Task prompt | Your task is to copy every line of the records below that contains "Mini".

____

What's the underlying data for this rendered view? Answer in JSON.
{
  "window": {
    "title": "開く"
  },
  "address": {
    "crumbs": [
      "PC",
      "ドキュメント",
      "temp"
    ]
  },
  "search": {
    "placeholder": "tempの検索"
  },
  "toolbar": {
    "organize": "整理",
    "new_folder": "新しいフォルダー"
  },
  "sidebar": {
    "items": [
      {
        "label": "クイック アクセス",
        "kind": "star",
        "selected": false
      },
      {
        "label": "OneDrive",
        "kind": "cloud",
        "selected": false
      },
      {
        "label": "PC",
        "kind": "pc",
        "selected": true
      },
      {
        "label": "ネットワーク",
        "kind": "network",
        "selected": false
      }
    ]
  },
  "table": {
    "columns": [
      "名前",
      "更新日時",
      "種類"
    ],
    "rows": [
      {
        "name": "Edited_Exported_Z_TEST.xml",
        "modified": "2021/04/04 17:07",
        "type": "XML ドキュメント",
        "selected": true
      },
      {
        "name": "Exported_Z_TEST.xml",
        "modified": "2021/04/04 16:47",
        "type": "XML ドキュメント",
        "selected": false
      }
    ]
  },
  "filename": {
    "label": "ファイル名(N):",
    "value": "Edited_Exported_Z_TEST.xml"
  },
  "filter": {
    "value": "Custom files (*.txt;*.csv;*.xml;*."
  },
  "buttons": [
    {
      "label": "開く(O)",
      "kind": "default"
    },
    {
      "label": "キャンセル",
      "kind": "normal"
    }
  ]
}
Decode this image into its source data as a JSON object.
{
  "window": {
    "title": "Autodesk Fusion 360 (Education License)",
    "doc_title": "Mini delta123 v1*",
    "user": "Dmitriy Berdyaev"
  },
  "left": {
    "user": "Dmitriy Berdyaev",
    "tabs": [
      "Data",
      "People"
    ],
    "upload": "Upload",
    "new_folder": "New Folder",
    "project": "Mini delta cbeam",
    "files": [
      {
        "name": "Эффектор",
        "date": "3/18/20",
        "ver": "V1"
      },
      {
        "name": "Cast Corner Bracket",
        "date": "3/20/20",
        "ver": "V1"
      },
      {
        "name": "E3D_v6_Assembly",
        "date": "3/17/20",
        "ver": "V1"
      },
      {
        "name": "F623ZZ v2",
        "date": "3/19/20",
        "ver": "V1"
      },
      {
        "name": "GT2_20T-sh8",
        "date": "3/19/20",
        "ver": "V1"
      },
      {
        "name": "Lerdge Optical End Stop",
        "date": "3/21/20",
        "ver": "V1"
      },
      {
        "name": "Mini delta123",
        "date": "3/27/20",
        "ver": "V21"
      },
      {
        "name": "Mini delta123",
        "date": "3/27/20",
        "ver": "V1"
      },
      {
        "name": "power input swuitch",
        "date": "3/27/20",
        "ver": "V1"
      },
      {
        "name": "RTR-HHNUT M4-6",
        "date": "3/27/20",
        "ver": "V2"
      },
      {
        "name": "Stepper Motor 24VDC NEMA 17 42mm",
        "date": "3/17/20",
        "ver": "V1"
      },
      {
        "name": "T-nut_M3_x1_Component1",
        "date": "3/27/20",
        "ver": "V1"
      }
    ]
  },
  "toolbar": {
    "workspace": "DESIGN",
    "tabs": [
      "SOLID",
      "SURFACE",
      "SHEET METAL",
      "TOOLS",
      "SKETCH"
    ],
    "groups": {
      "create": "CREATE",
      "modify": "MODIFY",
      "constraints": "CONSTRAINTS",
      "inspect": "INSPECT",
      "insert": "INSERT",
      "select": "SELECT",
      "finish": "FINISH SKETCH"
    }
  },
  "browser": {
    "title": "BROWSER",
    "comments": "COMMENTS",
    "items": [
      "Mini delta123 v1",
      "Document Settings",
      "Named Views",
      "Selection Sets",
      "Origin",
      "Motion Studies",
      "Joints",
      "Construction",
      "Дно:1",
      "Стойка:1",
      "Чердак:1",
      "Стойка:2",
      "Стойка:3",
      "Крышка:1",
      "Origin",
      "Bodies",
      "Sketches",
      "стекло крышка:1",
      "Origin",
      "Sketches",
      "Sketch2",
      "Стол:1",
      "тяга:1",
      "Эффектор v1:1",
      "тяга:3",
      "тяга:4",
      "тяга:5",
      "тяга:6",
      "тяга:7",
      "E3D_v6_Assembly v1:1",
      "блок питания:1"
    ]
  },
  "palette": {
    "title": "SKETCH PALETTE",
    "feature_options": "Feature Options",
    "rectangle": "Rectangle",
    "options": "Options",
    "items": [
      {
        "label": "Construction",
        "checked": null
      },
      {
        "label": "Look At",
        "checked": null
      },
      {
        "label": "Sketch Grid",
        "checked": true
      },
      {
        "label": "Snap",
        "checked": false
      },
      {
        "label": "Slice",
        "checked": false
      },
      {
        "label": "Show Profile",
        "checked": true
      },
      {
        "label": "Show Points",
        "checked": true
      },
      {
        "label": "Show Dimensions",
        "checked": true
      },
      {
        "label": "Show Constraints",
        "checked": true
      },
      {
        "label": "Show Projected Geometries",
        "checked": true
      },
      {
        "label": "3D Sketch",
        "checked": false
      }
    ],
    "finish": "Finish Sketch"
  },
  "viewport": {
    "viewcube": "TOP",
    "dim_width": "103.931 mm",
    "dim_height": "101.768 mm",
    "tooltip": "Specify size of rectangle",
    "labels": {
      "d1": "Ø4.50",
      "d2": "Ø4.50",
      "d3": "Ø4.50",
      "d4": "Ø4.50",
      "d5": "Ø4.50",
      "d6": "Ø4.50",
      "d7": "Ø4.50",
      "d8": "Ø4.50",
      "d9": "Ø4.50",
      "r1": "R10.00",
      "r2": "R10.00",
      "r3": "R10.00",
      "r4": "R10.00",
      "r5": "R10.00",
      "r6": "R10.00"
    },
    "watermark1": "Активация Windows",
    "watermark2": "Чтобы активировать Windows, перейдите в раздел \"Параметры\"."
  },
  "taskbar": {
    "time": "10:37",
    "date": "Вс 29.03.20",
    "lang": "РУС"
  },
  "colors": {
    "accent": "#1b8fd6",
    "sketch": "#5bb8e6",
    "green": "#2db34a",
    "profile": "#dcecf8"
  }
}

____

Task output |
    "doc_title": "Mini delta123 v1*",
    "project": "Mini delta cbeam",
        "name": "Mini delta123",
        "name": "Mini delta123",
      "Mini delta123 v1",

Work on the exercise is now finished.